EXERCISE OBJECTIVE: From the records below, take each line where the string "JSON" shows up and copy it.

*** Begin section ***

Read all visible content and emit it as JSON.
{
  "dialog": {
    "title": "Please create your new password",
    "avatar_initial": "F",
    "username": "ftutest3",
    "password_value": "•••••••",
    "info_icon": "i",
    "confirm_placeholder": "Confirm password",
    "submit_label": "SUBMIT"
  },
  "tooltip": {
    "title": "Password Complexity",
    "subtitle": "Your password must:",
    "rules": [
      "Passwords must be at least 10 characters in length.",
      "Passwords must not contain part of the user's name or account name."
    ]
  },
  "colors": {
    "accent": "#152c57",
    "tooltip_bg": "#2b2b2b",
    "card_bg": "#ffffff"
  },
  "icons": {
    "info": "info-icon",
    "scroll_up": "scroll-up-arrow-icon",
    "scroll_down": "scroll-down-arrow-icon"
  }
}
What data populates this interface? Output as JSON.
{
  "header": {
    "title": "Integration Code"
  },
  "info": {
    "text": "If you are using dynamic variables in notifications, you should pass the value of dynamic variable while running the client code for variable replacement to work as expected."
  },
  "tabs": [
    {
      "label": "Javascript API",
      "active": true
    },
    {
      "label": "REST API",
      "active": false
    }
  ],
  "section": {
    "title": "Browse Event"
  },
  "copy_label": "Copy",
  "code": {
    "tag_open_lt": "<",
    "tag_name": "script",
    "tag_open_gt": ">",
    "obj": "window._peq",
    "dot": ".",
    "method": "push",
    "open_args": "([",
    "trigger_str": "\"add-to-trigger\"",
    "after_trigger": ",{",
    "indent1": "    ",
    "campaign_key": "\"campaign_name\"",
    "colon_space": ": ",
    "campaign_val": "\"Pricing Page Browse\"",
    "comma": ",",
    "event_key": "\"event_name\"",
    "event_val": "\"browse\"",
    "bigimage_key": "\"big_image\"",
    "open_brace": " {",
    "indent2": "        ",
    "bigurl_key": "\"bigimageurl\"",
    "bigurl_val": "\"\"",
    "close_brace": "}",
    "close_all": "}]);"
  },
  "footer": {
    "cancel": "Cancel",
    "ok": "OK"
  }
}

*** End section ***
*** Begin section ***

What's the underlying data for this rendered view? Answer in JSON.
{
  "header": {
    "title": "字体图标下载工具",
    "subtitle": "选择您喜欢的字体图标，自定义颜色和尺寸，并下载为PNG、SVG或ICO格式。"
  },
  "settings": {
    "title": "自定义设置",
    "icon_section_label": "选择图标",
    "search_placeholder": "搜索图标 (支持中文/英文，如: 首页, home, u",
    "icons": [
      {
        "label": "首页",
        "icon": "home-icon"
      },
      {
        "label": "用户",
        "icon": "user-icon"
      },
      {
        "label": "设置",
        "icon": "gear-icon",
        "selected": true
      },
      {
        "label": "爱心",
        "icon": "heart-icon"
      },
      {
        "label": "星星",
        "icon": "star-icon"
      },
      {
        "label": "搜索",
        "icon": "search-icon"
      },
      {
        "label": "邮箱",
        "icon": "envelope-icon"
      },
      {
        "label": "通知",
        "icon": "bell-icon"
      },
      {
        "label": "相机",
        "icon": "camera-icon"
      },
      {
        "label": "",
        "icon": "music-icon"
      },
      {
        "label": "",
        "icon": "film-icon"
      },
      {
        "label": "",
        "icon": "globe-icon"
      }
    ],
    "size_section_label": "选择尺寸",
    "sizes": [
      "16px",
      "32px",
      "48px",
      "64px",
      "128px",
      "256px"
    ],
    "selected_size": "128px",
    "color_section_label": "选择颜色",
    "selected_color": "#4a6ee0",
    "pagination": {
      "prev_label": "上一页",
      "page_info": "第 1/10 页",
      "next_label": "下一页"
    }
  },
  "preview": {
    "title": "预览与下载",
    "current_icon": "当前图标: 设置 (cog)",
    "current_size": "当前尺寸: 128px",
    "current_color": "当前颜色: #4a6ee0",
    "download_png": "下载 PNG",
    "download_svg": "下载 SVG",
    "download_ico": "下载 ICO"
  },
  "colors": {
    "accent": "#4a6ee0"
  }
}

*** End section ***

WRITTEN REPLY:
Read all visible content and emit it as JSON.
What data populates this interface? Output as JSON.
What's the underlying data for this rendered view? Answer in JSON.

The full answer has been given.